I think I would almost rather be fat.

You’re *so* Lucky

Have you ever had the ‘joy’ of experiencing a conversation similar to this on a Sunday afternoon?
“What time do you start work tomorrow?”
“Ummm, I don’t work on Mondays.”
“ahhh, you’re so lucky!”

I lost count of the number of times I’ve had similar conversations. I understand that for most people not having to work on a Monday would be a gift, a luxury. But I don’t work Mondays, nor Wednesdays, Thursdays or Saturdays. Even the days I do work are only half days. I know many people would love to work only three days a week, but not me.

Many chronic illnesses can cause chronic fatigue, pain, vertigo, nausea, migraines, weak bladder or bowel, overwhelming sadness, debilitating anxiety, low immunity and muscle weakness. On top of the symptoms there is often pharmaceutical side effects; drowsiness, memory loss, reduced cognitive ability, excessive sweating, insomnia, anxiety, nausea, trouble breathing and heart palpitations, just to name a few.

If these symptoms and side effects can impact one’s ability to complete the simplest, everyday tasks, how much more can it minimise one’s capacity to maintain employment. If you have severe, chronic back pain, both manual labor and sitting for extended periods of time are not possible. If you have muscle weakness, you lose your ability to lift and hold things. If you’re always tired, your concentration lapses and therefore, productivity reduces. If you’re symptoms are sporadic, you may feel fine at 7 am, but by the time you leave for work an hour later you simply can’t. You have to call in sick last minute.
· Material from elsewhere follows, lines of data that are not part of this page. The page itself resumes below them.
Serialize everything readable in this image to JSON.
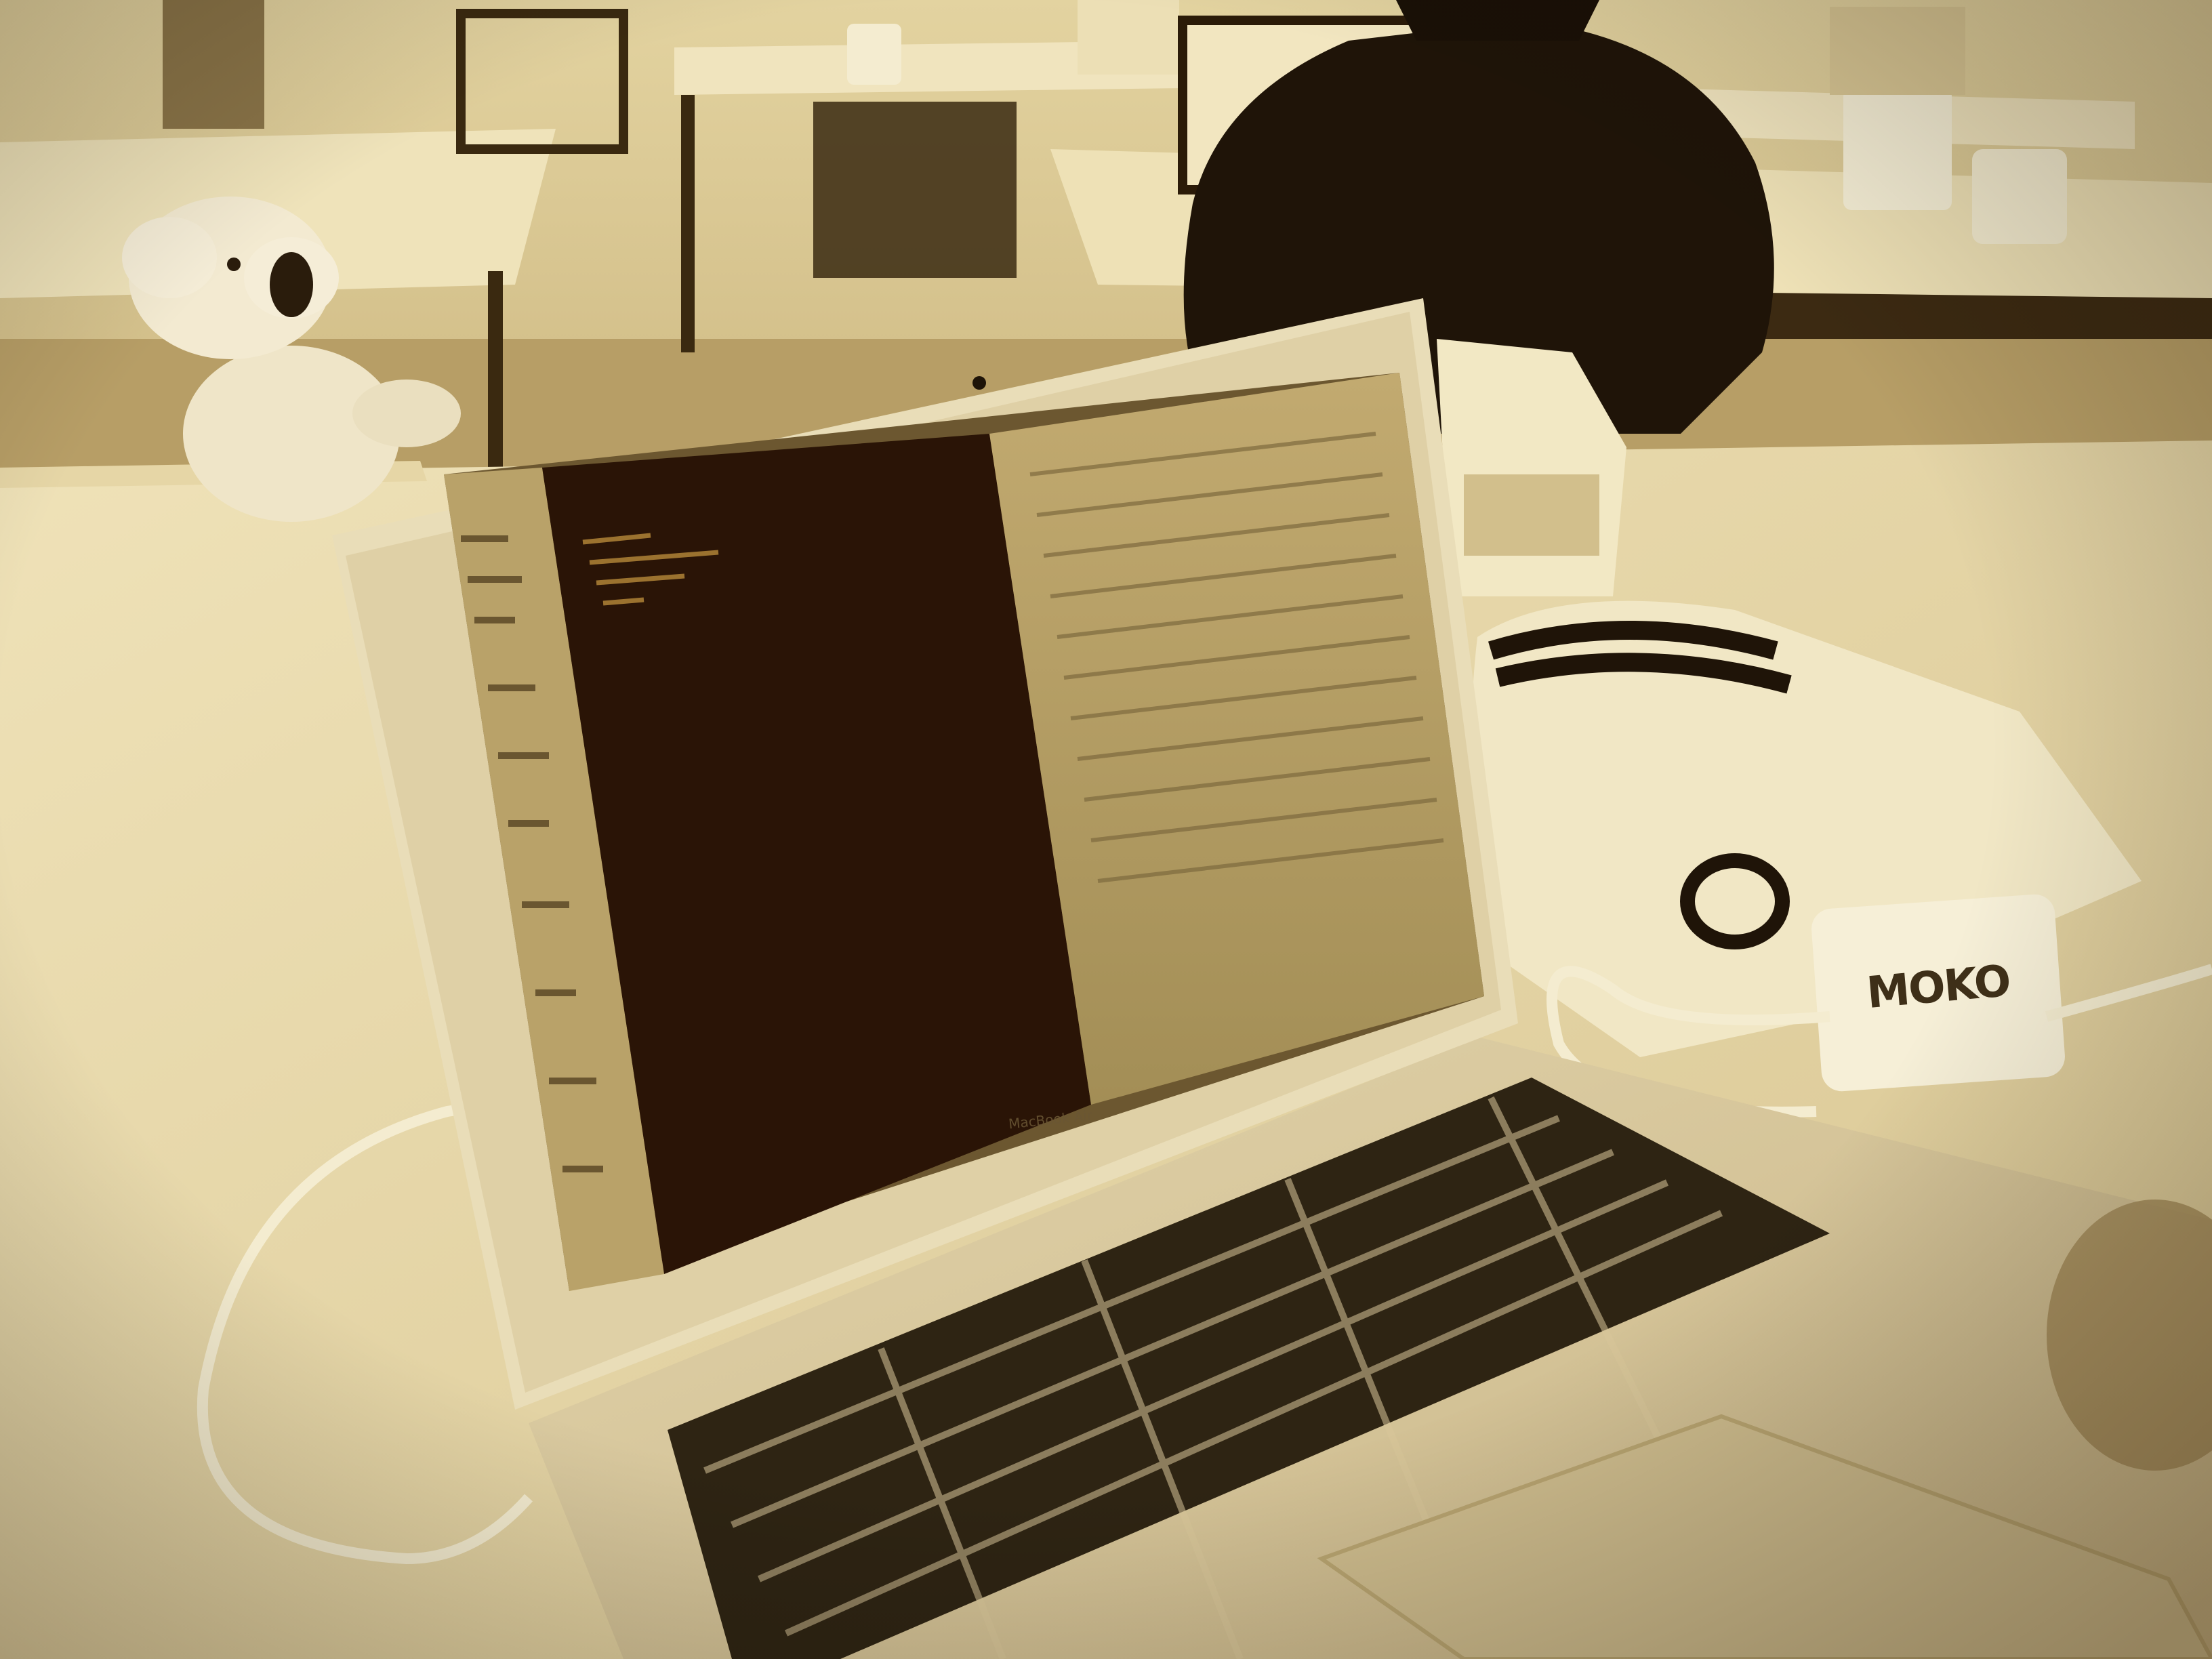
{
  "photo": {
    "tone": "sepia",
    "colors": {
      "wall": "#d9c58f",
      "table": "#efe2b8",
      "screen_dark": "#2a1406",
      "screen_light": "#b9a269",
      "laptop_body": "#d8c8a0",
      "keys": "#2b2012"
    }
  },
  "laptop": {
    "model_label": "MacBook Air",
    "screen_icon": "code-editor-window"
  },
  "charger": {
    "label": "MOKO"
  },
  "toy": {
    "icon": "koala-plush-icon"
  }
}
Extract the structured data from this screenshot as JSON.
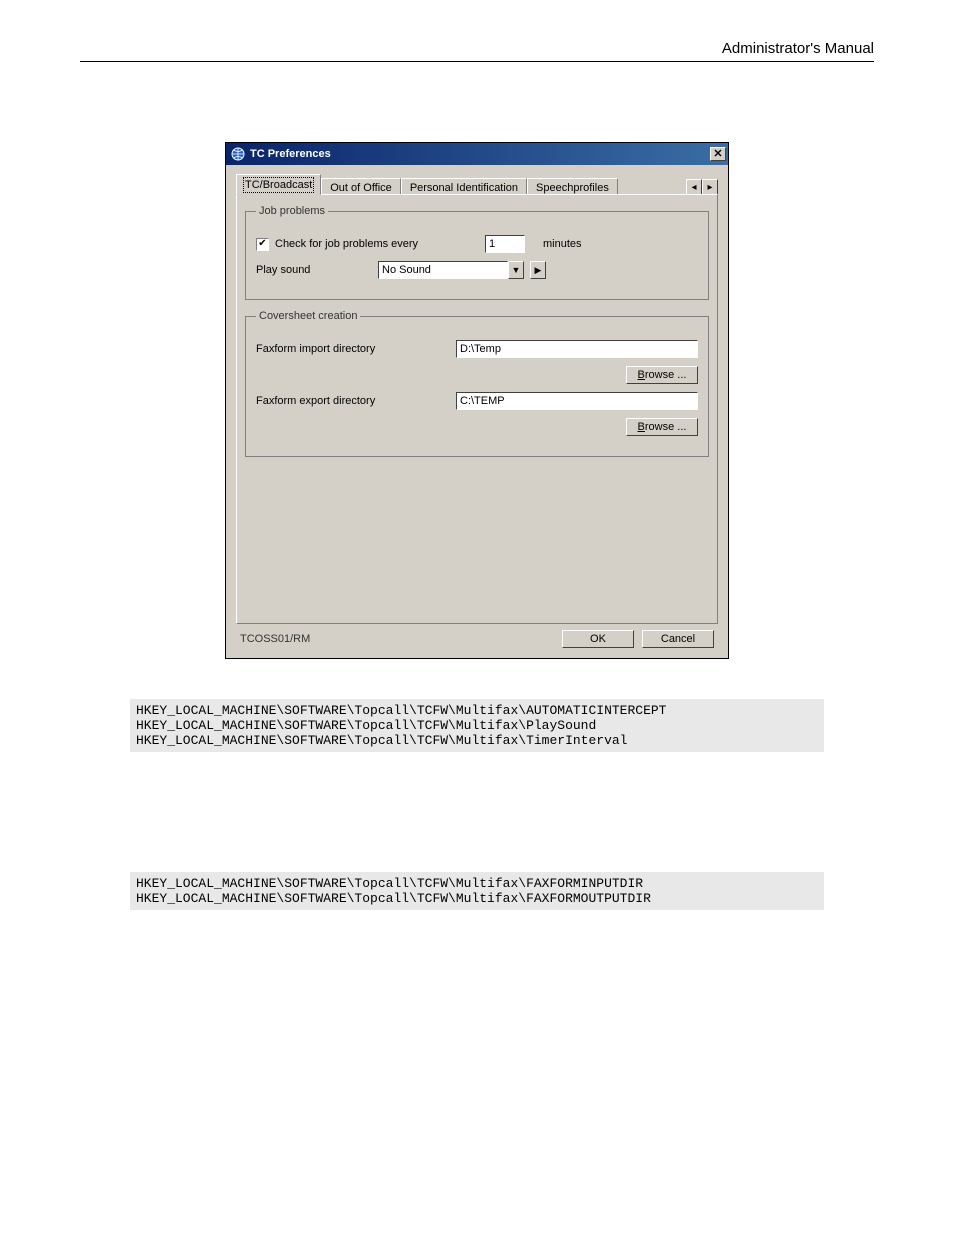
{
  "header": {
    "right": "Administrator's Manual"
  },
  "dialog": {
    "title": "TC Preferences",
    "tabs": [
      "TC/Broadcast",
      "Out of Office",
      "Personal Identification",
      "Speechprofiles"
    ],
    "active_tab_index": 0,
    "job_problems": {
      "legend": "Job problems",
      "check_label": "Check for job problems every",
      "check_value": true,
      "interval_value": "1",
      "interval_unit": "minutes",
      "play_sound_label": "Play sound",
      "play_sound_value": "No Sound"
    },
    "coversheet": {
      "legend": "Coversheet creation",
      "import_label": "Faxform import directory",
      "import_value": "D:\\Temp",
      "export_label": "Faxform export directory",
      "export_value": "C:\\TEMP",
      "browse_label": "Browse ..."
    },
    "status": "TCOSS01/RM",
    "ok_label": "OK",
    "cancel_label": "Cancel"
  },
  "registry1": "HKEY_LOCAL_MACHINE\\SOFTWARE\\Topcall\\TCFW\\Multifax\\AUTOMATICINTERCEPT\nHKEY_LOCAL_MACHINE\\SOFTWARE\\Topcall\\TCFW\\Multifax\\PlaySound\nHKEY_LOCAL_MACHINE\\SOFTWARE\\Topcall\\TCFW\\Multifax\\TimerInterval",
  "registry2": "HKEY_LOCAL_MACHINE\\SOFTWARE\\Topcall\\TCFW\\Multifax\\FAXFORMINPUTDIR\nHKEY_LOCAL_MACHINE\\SOFTWARE\\Topcall\\TCFW\\Multifax\\FAXFORMOUTPUTDIR"
}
Personally, if I work more much more than 15 hours a week, my ability to do housework, study, exercise, cook healthily, socialise and participate in leisure activities decreases dramatically. Even then, 15 hours of work does not provide the income needed to live in Australia. Imagine adding the costs of doctors visits, tests, alternate therapies and medications to an already stretched budget. I can’t begin to imagine what I’d do with a full-time income.

I can only dream of a day when I may be able to have sustainable full-time work. If you have the capacity to a maintain full-time job and have managed to be employed full-time (which isn’t easy in itself), *you* are the lucky one. My full-time job is staying healthy and looking after my body. I don’t get paid for that. There is no financial gain. Instead, my job success relies on hiring a team of people to help and support me. It’s not cheap!

So, next time you are tempted to tell someone who doesn’t work full-time that they’re lucky because they don’t have to go into the office tomorrow, reconsider. Yes, maybe they do have the best job in the world, but maybe, just maybe, they don’t feel lucky. Maybe they would do almost anything to switch bodies and jobs with you because you are the lucky one.